Copy the records below without altering a single word.

* [MATERIAL FOR THE TASK]:
━━━━━━━━━━━━━━━━
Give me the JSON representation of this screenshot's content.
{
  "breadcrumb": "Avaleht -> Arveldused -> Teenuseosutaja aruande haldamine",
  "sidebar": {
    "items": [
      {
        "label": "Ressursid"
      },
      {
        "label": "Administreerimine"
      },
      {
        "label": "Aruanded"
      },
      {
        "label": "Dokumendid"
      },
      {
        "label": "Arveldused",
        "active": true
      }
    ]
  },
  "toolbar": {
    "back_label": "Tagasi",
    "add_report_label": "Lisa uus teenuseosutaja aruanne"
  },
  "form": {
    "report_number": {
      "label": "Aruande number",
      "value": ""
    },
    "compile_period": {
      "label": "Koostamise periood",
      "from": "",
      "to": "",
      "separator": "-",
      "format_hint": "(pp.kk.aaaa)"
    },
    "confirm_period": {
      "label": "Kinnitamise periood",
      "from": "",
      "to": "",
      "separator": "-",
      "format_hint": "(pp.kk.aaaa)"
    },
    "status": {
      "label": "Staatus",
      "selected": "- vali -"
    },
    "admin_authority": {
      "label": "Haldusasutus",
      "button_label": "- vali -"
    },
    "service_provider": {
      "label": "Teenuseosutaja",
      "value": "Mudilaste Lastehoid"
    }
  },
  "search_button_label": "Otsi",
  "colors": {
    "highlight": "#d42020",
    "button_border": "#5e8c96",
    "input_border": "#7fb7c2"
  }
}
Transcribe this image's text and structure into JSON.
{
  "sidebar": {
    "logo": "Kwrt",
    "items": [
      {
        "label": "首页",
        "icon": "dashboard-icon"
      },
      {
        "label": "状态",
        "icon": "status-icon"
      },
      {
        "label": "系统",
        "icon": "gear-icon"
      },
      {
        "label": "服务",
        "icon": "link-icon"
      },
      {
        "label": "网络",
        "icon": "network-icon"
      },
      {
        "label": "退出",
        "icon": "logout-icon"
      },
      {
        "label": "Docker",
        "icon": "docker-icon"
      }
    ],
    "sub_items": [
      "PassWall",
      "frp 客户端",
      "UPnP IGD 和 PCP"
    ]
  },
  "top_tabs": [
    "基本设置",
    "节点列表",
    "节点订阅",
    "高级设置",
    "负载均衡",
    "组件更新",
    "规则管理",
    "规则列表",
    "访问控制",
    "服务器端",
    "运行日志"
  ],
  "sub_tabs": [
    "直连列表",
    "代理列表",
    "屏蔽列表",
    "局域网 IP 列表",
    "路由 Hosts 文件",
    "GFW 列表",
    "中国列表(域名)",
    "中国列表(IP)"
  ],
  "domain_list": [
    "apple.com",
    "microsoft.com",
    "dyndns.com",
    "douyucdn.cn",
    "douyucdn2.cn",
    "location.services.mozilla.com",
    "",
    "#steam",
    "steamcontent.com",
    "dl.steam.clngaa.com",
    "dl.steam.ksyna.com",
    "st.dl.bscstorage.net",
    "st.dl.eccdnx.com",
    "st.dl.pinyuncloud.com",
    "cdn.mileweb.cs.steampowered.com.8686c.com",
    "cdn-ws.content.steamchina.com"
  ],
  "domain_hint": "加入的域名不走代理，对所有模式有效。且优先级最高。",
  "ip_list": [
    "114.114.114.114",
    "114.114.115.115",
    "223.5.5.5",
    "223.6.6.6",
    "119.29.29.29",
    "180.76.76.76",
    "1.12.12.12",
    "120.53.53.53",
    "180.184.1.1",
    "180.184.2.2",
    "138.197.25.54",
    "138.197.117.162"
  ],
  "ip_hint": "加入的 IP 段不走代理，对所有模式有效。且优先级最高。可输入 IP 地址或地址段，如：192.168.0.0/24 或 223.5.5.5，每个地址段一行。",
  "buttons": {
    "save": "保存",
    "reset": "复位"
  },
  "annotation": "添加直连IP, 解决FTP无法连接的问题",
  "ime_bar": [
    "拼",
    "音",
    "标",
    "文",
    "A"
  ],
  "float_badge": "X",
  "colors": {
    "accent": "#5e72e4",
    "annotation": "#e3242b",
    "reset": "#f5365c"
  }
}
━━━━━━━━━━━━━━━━
* [ANSWER BOX]:
Give me the JSON representation of this screenshot's content.
{
  "breadcrumb": "Avaleht -> Arveldused -> Teenuseosutaja aruande haldamine",
  "sidebar": {
    "items": [
      {
        "label": "Ressursid"
      },
      {
        "label": "Administreerimine"
      },
      {
        "label": "Aruanded"
      },
      {
        "label": "Dokumendid"
      },
      {
        "label": "Arveldused",
        "active": true
      }
    ]
  },
  "toolbar": {
    "back_label": "Tagasi",
    "add_report_label": "Lisa uus teenuseosutaja aruanne"
  },
  "form": {
    "report_number": {
      "label": "Aruande number",
      "value": ""
    },
    "compile_period": {
      "label": "Koostamise periood",
      "from": "",
      "to": "",
      "separator": "-",
      "format_hint": "(pp.kk.aaaa)"
    },
    "confirm_period": {
      "label": "Kinnitamise periood",
      "from": "",
      "to": "",
      "separator": "-",
      "format_hint": "(pp.kk.aaaa)"
    },
    "status": {
      "label": "Staatus",
      "selected": "- vali -"
    },
    "admin_authority": {
      "label": "Haldusasutus",
      "button_label": "- vali -"
    },
    "service_provider": {
      "label": "Teenuseosutaja",
      "value": "Mudilaste Lastehoid"
    }
  },
  "search_button_label": "Otsi",
  "colors": {
    "highlight": "#d42020",
    "button_border": "#5e8c96",
    "input_border": "#7fb7c2"
  }
}
Transcribe this image's text and structure into JSON.
{
  "sidebar": {
    "logo": "Kwrt",
    "items": [
      {
        "label": "首页",
        "icon": "dashboard-icon"
      },
      {
        "label": "状态",
        "icon": "status-icon"
      },
      {
        "label": "系统",
        "icon": "gear-icon"
      },
      {
        "label": "服务",
        "icon": "link-icon"
      },
      {
        "label": "网络",
        "icon": "network-icon"
      },
      {
        "label": "退出",
        "icon": "logout-icon"
      },
      {
        "label": "Docker",
        "icon": "docker-icon"
      }
    ],
    "sub_items": [
      "PassWall",
      "frp 客户端",
      "UPnP IGD 和 PCP"
    ]
  },
  "top_tabs": [
    "基本设置",
    "节点列表",
    "节点订阅",
    "高级设置",
    "负载均衡",
    "组件更新",
    "规则管理",
    "规则列表",
    "访问控制",
    "服务器端",
    "运行日志"
  ],
  "sub_tabs": [
    "直连列表",
    "代理列表",
    "屏蔽列表",
    "局域网 IP 列表",
    "路由 Hosts 文件",
    "GFW 列表",
    "中国列表(域名)",
    "中国列表(IP)"
  ],
  "domain_list": [
    "apple.com",
    "microsoft.com",
    "dyndns.com",
    "douyucdn.cn",
    "douyucdn2.cn",
    "location.services.mozilla.com",
    "",
    "#steam",
    "steamcontent.com",
    "dl.steam.clngaa.com",
    "dl.steam.ksyna.com",
    "st.dl.bscstorage.net",
    "st.dl.eccdnx.com",
    "st.dl.pinyuncloud.com",
    "cdn.mileweb.cs.steampowered.com.8686c.com",
    "cdn-ws.content.steamchina.com"
  ],
  "domain_hint": "加入的域名不走代理，对所有模式有效。且优先级最高。",
  "ip_list": [
    "114.114.114.114",
    "114.114.115.115",
    "223.5.5.5",
    "223.6.6.6",
    "119.29.29.29",
    "180.76.76.76",
    "1.12.12.12",
    "120.53.53.53",
    "180.184.1.1",
    "180.184.2.2",
    "138.197.25.54",
    "138.197.117.162"
  ],
  "ip_hint": "加入的 IP 段不走代理，对所有模式有效。且优先级最高。可输入 IP 地址或地址段，如：192.168.0.0/24 或 223.5.5.5，每个地址段一行。",
  "buttons": {
    "save": "保存",
    "reset": "复位"
  },
  "annotation": "添加直连IP, 解决FTP无法连接的问题",
  "ime_bar": [
    "拼",
    "音",
    "标",
    "文",
    "A"
  ],
  "float_badge": "X",
  "colors": {
    "accent": "#5e72e4",
    "annotation": "#e3242b",
    "reset": "#f5365c"
  }
}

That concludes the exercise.